EXERCISE DATA
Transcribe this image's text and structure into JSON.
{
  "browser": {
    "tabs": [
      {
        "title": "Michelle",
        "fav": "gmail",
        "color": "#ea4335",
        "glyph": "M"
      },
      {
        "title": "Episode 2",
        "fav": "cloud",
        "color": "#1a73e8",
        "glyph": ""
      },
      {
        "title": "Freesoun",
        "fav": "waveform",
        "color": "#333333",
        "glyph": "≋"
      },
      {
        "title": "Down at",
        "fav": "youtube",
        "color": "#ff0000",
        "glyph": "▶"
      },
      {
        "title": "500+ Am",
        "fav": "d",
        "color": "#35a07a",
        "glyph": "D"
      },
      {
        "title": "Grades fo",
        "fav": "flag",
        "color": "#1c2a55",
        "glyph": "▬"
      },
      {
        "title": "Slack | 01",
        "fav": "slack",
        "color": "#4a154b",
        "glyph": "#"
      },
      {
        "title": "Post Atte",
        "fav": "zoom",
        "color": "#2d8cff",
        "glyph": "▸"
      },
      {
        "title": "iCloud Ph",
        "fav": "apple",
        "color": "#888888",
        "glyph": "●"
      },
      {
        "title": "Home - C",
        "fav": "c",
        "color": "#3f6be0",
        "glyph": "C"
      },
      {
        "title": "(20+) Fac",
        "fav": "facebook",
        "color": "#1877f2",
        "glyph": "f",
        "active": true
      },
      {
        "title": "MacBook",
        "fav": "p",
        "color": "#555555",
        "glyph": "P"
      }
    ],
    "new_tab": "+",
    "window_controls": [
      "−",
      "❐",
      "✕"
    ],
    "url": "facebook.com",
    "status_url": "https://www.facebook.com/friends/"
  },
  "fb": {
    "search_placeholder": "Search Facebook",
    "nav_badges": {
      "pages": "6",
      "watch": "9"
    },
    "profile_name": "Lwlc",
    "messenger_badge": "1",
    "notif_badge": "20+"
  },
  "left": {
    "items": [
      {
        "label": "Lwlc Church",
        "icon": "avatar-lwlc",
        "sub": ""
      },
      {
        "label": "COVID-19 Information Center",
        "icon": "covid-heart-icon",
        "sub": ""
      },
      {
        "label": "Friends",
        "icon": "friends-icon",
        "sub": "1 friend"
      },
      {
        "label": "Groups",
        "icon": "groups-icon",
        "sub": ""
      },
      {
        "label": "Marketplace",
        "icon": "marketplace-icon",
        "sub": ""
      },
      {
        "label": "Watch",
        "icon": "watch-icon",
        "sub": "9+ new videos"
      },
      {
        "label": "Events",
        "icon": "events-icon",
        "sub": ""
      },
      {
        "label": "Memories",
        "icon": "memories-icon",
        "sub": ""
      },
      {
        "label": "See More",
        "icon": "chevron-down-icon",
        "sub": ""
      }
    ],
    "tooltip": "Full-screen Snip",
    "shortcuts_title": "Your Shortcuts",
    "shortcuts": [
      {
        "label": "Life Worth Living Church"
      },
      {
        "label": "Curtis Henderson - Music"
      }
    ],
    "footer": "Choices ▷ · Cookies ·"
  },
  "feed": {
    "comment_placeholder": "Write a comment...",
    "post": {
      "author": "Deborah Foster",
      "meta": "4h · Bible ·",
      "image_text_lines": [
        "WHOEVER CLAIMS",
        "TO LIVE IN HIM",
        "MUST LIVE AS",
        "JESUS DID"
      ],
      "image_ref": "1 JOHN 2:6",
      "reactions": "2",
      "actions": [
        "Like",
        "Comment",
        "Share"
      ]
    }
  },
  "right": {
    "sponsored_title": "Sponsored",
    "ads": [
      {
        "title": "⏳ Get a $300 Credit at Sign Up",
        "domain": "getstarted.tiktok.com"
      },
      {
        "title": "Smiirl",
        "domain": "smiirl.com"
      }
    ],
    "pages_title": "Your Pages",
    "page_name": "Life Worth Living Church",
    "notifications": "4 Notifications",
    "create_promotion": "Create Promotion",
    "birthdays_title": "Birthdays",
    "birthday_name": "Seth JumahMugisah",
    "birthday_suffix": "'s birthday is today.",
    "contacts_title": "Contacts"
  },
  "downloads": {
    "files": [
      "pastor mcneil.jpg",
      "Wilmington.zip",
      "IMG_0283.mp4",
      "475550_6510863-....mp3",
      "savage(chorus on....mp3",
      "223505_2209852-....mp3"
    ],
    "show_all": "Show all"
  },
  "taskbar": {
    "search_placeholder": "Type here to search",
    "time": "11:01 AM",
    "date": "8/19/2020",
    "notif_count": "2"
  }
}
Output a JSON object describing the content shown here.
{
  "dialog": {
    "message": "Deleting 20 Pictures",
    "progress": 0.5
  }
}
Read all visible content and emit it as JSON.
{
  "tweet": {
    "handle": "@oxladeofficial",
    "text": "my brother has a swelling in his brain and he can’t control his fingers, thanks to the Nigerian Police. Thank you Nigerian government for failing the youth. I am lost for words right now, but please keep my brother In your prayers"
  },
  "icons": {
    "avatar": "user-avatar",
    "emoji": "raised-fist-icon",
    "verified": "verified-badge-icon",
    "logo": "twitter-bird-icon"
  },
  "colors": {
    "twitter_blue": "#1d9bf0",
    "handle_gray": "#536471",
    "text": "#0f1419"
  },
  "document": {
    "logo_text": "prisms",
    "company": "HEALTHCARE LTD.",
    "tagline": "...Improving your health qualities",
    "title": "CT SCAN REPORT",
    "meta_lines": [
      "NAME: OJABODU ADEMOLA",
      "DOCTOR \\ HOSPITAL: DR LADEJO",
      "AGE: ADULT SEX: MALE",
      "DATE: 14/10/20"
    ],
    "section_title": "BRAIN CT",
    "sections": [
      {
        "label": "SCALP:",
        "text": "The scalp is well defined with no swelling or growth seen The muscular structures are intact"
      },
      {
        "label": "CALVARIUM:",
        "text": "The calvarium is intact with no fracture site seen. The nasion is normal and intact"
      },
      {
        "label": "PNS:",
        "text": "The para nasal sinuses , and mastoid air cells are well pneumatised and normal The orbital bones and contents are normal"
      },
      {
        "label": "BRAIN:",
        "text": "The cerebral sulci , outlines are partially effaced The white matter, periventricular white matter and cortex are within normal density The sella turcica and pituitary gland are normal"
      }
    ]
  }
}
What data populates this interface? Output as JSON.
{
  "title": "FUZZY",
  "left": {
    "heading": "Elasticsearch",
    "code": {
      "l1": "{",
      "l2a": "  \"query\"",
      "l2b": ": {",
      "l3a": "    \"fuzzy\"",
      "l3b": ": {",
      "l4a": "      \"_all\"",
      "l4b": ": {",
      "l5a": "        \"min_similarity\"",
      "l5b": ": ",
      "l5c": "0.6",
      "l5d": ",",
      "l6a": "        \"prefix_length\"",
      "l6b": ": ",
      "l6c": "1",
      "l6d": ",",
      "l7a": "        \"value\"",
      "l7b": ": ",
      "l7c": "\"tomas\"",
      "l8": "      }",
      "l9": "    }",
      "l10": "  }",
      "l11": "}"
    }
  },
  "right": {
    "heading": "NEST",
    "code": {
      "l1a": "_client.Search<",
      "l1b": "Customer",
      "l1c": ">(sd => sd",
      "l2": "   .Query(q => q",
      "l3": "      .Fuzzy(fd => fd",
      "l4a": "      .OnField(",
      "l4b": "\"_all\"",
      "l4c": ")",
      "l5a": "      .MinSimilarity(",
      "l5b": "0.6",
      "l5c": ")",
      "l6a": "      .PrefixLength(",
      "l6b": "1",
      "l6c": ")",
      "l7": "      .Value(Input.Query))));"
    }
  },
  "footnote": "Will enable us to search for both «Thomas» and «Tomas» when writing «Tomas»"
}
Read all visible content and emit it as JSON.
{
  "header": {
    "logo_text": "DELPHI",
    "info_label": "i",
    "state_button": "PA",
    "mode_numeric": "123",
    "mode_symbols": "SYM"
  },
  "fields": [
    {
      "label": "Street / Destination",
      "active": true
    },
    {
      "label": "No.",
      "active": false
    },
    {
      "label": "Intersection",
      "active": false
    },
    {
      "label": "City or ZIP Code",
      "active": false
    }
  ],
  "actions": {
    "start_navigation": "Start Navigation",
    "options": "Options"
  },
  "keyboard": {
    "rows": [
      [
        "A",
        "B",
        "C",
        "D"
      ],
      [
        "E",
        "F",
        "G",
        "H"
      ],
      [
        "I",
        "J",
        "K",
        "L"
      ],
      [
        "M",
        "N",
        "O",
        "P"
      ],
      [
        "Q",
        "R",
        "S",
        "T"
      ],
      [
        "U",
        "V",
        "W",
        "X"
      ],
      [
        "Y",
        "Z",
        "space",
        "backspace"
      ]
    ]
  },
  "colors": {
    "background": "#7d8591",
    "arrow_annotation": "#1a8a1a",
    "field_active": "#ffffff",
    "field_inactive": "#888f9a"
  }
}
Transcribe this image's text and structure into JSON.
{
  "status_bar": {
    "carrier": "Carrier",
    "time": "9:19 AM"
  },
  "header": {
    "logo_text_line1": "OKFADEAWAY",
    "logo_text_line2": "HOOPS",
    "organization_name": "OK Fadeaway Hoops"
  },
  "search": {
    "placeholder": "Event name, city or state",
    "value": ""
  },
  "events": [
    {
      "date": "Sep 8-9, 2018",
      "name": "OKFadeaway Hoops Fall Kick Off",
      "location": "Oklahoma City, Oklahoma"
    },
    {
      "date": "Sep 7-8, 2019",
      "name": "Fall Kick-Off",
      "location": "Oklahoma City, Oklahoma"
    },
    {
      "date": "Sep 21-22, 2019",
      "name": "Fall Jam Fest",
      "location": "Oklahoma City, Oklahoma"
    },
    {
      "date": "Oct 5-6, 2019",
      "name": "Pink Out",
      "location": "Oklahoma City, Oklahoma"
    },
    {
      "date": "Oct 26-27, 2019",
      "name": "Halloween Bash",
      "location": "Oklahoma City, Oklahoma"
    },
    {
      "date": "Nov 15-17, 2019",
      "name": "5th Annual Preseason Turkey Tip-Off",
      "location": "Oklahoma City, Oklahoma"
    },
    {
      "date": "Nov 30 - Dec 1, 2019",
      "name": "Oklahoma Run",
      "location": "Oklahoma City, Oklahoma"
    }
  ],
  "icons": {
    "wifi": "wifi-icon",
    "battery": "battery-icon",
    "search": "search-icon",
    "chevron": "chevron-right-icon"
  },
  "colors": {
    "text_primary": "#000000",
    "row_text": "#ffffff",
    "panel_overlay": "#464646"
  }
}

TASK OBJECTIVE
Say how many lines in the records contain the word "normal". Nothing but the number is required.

RESPONSE TO THE TASK
3